  • European Working Conditions Surveys

    The European Working Conditions Survey (EWCS) launched in 1990 and is carried out every five years, with the latest edition in 2020. It provides an overview of trends in working conditions and quality of employment for the last 30 years. It covers issues such as employment status, working time duration and organisation, work organisation, learning and training, physical and psychosocial risk factors, health and safety, work–life balance, worker participation, earnings and financial security, work and health, and most recently also the future of work.

  • Challenges and prospects in the EU

    Eurofound’s Flagship report series 'Challenges and prospects in the EU' comprise research reports that contain the key results of multiannual research activities and incorporate findings from different related research projects. Flagship reports are the major output of each of Eurofound’s strategic areas of intervention and have as their objective to contribute to current policy debates.

  • COVID-19

    Eurofound’s work on COVID-19 examines the far-reaching socioeconomic implications of the pandemic across Europe as they continue to impact living and working conditions.

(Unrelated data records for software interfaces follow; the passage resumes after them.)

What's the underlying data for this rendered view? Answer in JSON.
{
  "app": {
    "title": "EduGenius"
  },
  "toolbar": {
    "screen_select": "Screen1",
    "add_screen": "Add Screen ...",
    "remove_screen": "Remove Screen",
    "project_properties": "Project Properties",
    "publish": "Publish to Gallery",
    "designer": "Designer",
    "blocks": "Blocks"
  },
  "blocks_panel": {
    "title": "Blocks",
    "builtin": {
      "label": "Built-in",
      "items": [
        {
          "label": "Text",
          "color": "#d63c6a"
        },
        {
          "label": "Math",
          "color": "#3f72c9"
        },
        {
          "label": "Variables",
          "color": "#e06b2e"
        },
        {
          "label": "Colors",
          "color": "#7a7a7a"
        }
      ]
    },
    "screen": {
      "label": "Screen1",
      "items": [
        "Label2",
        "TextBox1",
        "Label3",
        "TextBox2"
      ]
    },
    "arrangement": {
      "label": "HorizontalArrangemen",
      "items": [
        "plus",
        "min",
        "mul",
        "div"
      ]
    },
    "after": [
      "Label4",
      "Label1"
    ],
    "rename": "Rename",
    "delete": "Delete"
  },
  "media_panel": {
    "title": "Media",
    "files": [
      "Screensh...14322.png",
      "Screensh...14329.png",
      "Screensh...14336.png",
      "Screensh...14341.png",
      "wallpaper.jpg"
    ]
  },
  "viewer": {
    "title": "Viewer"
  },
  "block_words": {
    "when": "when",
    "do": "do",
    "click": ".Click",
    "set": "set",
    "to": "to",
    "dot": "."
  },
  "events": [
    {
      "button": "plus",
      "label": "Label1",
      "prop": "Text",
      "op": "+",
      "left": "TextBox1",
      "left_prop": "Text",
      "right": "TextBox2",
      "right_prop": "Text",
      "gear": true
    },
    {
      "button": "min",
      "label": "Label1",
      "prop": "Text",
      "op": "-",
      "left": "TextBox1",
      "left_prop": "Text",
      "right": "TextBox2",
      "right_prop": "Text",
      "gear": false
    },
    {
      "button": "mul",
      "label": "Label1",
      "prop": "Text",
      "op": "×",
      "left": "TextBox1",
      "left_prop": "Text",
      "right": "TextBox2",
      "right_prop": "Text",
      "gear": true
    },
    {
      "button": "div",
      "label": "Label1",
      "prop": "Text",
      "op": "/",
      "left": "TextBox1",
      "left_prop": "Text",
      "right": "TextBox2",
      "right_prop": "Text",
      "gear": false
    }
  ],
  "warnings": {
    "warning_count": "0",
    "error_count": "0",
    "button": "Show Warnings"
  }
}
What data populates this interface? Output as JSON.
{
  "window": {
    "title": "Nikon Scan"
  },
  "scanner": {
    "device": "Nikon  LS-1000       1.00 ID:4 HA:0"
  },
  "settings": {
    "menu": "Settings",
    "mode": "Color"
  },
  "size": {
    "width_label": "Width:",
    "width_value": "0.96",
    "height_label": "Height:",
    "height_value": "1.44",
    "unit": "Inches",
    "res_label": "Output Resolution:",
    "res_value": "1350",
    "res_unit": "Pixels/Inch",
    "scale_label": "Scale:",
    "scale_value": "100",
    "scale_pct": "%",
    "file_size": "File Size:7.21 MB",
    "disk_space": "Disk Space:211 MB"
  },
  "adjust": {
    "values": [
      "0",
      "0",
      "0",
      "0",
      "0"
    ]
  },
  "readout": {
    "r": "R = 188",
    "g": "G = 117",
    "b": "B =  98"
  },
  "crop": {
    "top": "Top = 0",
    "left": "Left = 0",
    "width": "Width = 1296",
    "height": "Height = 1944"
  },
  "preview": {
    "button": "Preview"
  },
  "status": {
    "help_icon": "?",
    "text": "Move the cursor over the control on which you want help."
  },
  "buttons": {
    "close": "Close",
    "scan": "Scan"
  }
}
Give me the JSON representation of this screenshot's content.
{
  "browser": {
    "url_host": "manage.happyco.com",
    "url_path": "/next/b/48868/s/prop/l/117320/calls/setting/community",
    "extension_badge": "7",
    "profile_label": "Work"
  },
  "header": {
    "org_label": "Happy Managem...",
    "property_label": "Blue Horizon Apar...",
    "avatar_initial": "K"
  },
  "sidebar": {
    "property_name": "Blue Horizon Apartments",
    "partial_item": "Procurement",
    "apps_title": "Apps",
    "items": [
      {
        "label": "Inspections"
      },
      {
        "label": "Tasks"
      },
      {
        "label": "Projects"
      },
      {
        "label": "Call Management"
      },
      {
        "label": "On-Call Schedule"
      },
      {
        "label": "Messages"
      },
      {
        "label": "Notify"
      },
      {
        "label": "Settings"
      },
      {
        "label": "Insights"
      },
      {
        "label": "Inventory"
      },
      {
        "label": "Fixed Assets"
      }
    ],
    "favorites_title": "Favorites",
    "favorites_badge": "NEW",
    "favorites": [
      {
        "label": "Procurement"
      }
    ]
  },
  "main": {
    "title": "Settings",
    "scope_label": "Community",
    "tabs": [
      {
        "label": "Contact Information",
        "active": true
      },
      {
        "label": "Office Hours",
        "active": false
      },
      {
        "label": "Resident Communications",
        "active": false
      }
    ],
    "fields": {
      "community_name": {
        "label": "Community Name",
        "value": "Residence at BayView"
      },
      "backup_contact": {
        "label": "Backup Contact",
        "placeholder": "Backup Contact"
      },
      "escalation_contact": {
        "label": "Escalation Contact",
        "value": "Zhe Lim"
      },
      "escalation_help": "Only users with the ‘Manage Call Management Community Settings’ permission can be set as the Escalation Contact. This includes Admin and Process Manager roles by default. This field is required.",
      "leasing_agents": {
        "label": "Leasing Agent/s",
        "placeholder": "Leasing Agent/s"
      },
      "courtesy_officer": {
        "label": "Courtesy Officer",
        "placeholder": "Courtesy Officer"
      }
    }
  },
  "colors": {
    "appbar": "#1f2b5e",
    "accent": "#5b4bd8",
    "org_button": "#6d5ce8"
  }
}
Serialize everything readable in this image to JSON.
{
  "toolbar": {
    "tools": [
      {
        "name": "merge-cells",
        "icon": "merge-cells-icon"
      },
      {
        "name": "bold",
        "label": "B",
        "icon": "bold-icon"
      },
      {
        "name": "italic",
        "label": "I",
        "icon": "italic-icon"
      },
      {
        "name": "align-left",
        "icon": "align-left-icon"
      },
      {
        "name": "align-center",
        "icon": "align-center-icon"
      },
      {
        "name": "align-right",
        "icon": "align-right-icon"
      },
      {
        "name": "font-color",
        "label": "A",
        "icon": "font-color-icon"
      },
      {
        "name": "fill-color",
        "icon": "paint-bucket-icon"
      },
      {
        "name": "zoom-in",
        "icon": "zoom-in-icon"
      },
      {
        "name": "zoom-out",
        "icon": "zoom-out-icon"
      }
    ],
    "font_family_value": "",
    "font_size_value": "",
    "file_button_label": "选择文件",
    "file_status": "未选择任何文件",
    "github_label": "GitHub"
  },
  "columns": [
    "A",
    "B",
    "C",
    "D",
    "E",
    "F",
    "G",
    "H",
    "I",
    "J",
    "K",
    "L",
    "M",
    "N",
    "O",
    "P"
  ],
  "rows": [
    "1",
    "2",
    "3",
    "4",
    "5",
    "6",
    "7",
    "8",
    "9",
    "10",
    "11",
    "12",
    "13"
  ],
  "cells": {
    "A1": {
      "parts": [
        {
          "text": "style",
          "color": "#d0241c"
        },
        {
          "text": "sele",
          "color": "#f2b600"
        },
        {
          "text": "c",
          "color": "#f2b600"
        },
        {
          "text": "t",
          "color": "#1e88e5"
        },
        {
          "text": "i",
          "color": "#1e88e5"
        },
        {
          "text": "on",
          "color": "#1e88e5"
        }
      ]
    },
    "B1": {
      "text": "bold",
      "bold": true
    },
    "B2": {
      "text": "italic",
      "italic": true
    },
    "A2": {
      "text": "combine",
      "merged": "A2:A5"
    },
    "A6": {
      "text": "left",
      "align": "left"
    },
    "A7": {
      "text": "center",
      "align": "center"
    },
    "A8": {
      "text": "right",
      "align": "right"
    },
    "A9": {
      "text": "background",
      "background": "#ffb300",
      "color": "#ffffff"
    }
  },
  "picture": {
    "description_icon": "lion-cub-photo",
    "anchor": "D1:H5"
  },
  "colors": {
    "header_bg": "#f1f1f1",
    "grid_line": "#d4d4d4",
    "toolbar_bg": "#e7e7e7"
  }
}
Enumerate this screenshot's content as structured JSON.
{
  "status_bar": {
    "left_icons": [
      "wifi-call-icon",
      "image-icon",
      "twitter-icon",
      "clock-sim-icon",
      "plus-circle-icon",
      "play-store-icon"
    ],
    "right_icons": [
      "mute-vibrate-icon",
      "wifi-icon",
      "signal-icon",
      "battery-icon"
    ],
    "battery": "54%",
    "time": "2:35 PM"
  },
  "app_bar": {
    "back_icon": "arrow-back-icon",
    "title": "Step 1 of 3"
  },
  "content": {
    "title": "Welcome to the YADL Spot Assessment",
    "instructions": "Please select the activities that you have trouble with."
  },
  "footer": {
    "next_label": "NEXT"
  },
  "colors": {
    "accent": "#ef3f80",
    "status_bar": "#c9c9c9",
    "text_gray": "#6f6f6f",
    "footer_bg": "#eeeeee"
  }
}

A key element of the research is the e-survey, conducted in two rounds – in April and in July 2020. This is complemented by the inclusion of research into the ongoing effects of the pandemic in much of Eurofound’s other areas of work.

  • European Company Survey 2019

    Eurofound’s European Company Survey (ECS) maps and analyses company policies and practices which can have an impact on smart, sustainable and inclusive growth, as well as the development of social dialogue in companies. This series consists of outputs from the ECS 2019, the fourth edition of the survey. The survey was first carried out in 2004–2005 as the European Survey on Working Time and Work-Life Balance. 

  • Sectoral social dialogue

    Eurofound's representativness studies are designed to allow the European Commission to identify the ‘management and labour’ whom it must consult under article 154 of the Treaty on the Functioning of the European Union (TFEU). This series consists of studies of the representativeness of employer and worker organisations in various sectors.

  • National social partners and policymaking

    This series reports on and updates latest information on the involvement of national social partners in policymaking. The series analyses the involvement of national social partners in the implementation of policy reforms within the framework of social dialogue practices, including their involvement in elaborating the National Reform Programmes (NRPs).

  • New forms of employment

    This series reports on the new forms of employment emerging across Europe that are driven by societal, economic and technological developments and are different from traditional standard or non-standard employment in a number of ways. This series explores what characterises these new employment forms and what implications they have for working conditions and the labour market.

  • European Company Surveys

    The European Company Survey (ECS) is carried out every four to five years since its inception in 2004–2005, with the latest edition in 2019. The survey is designed to provide information on workplace practices to develop and evaluate socioeconomic policy in the EU. It covers issues around work organisation, working time arrangements and work–life balance, flexibility, workplace innovation, employee involvement, human resource management, social dialogue, and most recently also skills use, skills strategies and digitalisation.

  • European Quality of Life Surveys

    The European Quality of Life Survey (EQLS) is carried out every four to five years since its inception in 2003, with the latest edition in 2016. It examines both the objective circumstances of people's lives and how they feel about those circumstances and their lives in general. It covers issues around employment, income, education, housing, family, health and work–life balance. It also looks at subjective topics, such as people's levels of happiness and life satisfaction, and perceptions of the quality of society.

Forthcoming publications